Monday, November 28, 2016

German Government Not on Same Page as DPAs

Germany has traditionally been viewed as the European country with the most rigorous data protection laws and culture.  However, privacy developments during November were of a decidedly mixed character.  On the one hand, the data protection authorities in ten German states initiated a coordinated mass audit of 500 randomly-selected companies, focusing upon their data transfer policies and practices.  Companies still relying upon Safe Harbor as a basis for data transfers to the U.S. would likely see enforcement actions brought against them.  Enforcement actions by individual DPAs also continued, for example the fining of an unnamed company by the Bavarian DPA for appointing a data protection officer who continued in his role as IT manager.

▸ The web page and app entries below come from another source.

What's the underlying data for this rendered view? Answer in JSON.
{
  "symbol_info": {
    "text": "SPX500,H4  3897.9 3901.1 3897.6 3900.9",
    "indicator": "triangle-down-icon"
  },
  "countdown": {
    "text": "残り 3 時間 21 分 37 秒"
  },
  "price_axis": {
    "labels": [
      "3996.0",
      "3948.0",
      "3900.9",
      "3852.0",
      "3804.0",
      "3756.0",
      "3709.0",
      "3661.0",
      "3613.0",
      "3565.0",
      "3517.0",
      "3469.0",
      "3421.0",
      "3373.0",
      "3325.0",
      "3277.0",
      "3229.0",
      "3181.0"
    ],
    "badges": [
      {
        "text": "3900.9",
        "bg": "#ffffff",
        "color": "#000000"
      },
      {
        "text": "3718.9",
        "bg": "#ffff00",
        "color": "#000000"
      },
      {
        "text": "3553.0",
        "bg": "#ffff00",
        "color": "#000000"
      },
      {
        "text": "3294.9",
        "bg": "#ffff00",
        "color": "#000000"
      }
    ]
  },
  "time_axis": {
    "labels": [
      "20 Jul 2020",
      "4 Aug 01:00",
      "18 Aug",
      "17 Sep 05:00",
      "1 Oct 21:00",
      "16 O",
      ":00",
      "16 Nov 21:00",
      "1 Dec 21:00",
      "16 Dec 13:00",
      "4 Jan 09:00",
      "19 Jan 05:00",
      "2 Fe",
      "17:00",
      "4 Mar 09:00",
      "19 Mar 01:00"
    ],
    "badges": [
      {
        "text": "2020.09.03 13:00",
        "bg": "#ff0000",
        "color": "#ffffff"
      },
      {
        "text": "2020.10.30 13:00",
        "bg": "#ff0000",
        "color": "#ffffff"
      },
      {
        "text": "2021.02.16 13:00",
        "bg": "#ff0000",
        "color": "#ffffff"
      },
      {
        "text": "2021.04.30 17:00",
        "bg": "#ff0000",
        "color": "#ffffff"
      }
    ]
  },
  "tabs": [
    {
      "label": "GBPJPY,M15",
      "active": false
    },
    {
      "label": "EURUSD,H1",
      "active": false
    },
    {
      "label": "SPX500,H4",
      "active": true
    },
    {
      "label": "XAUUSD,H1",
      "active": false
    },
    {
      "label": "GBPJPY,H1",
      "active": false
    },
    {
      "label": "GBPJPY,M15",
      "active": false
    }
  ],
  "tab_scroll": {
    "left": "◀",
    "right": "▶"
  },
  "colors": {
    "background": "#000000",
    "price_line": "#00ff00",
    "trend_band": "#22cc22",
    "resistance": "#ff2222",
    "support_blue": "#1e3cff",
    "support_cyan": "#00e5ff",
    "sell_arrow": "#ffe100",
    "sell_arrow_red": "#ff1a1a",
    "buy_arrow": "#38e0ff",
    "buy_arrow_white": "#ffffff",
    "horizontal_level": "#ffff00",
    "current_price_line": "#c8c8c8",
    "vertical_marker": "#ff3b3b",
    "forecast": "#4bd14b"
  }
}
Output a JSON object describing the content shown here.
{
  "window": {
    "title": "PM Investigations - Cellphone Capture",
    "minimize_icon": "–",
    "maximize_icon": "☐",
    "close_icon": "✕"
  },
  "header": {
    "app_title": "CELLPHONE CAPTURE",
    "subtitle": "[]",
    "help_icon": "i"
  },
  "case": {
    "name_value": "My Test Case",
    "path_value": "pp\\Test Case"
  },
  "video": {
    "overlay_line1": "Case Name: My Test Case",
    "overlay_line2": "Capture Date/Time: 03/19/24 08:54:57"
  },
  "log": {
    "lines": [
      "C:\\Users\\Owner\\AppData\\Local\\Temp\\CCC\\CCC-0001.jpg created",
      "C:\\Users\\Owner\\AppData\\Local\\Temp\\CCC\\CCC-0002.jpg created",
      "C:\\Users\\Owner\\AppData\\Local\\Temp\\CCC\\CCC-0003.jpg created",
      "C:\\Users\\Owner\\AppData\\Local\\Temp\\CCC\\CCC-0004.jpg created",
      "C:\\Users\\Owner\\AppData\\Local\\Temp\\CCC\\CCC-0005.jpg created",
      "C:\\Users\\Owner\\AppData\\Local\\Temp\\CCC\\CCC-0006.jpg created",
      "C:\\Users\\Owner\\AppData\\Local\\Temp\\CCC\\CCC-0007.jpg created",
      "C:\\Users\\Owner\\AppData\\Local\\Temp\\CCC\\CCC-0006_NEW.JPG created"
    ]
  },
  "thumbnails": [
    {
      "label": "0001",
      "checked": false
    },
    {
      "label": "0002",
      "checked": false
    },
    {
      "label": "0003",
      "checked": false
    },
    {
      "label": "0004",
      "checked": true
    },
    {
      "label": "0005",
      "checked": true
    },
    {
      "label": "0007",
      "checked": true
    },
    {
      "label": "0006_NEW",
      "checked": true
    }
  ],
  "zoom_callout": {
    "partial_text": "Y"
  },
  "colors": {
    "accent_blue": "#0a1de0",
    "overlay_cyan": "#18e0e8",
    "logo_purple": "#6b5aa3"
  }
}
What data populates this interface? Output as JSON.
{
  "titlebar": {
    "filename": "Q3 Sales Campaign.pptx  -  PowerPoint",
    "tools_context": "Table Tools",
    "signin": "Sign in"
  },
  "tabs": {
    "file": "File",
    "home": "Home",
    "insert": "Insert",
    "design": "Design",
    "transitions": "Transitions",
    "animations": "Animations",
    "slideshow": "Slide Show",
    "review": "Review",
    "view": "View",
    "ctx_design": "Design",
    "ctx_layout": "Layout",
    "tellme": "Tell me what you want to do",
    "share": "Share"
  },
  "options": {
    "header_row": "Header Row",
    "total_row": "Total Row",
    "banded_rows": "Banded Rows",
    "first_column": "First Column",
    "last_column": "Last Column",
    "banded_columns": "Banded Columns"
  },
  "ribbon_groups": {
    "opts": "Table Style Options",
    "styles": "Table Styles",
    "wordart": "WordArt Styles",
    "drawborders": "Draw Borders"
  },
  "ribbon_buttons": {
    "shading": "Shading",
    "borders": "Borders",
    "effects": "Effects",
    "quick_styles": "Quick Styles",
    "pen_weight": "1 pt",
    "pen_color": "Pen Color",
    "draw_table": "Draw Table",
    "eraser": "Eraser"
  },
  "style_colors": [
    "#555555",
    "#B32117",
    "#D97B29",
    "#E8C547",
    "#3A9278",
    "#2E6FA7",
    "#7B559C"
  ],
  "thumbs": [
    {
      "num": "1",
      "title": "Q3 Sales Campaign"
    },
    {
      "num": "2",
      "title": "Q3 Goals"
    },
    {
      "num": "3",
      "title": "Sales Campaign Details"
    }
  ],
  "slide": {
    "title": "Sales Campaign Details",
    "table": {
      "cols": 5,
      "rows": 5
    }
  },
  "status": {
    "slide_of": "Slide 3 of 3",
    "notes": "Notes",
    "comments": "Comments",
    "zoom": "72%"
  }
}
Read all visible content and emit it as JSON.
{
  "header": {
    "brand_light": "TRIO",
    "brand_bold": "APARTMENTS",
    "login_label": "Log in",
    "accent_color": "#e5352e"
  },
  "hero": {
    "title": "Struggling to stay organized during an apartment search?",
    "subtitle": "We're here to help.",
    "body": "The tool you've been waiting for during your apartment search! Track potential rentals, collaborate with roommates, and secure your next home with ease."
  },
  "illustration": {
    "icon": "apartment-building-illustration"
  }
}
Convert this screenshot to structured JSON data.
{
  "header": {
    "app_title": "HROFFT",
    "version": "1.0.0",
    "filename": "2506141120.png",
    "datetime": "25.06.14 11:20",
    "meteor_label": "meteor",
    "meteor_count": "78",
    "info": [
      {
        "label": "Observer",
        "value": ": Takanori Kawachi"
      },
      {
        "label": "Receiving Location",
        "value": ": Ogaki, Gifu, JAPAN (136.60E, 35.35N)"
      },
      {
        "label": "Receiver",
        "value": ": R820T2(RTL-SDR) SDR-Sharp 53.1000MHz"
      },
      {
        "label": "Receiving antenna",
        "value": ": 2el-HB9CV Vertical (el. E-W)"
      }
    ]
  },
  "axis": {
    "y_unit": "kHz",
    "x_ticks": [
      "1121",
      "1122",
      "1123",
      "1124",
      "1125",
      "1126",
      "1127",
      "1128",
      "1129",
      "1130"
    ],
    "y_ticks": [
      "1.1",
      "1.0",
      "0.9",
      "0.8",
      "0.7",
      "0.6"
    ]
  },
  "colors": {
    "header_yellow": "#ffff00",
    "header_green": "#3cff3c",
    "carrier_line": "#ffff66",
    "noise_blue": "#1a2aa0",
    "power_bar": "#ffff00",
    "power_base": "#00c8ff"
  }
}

On the other hand, the German interior ministry released the draft of a bill that would prevent DPAs from investigating breaches of medical and legal records and also allow businesses to withhold notice about personal data they collected if such notice “would seriously jeopardize the business purposes of a company.”  Theo Weichert, the out-spoken former DPA for Schleswig-Holstein, called the provisions a “disaster” that would represent a “massive” erosion of privacy in Germany, while the federal DPA, Andrea Vosshoff, said they would make DPA control “in many sensitive areas, for instance health insurance companies, job centers, or other social service operators, almost impossible, and is not acceptable." Other criticisms of the draft bill were prominent in an analysis published by federal and state DPAs on November 11.  Finally, in a sign of what appears to be a growing cultural bifurcation, Chancellor Angela Merkel called upon EU member states to take “a pragmatic approach” to the application of data protection laws, balancing the need to prevent the mis-use of personal data with the need to enable the development of big data projects.

No comments:

Post a Comment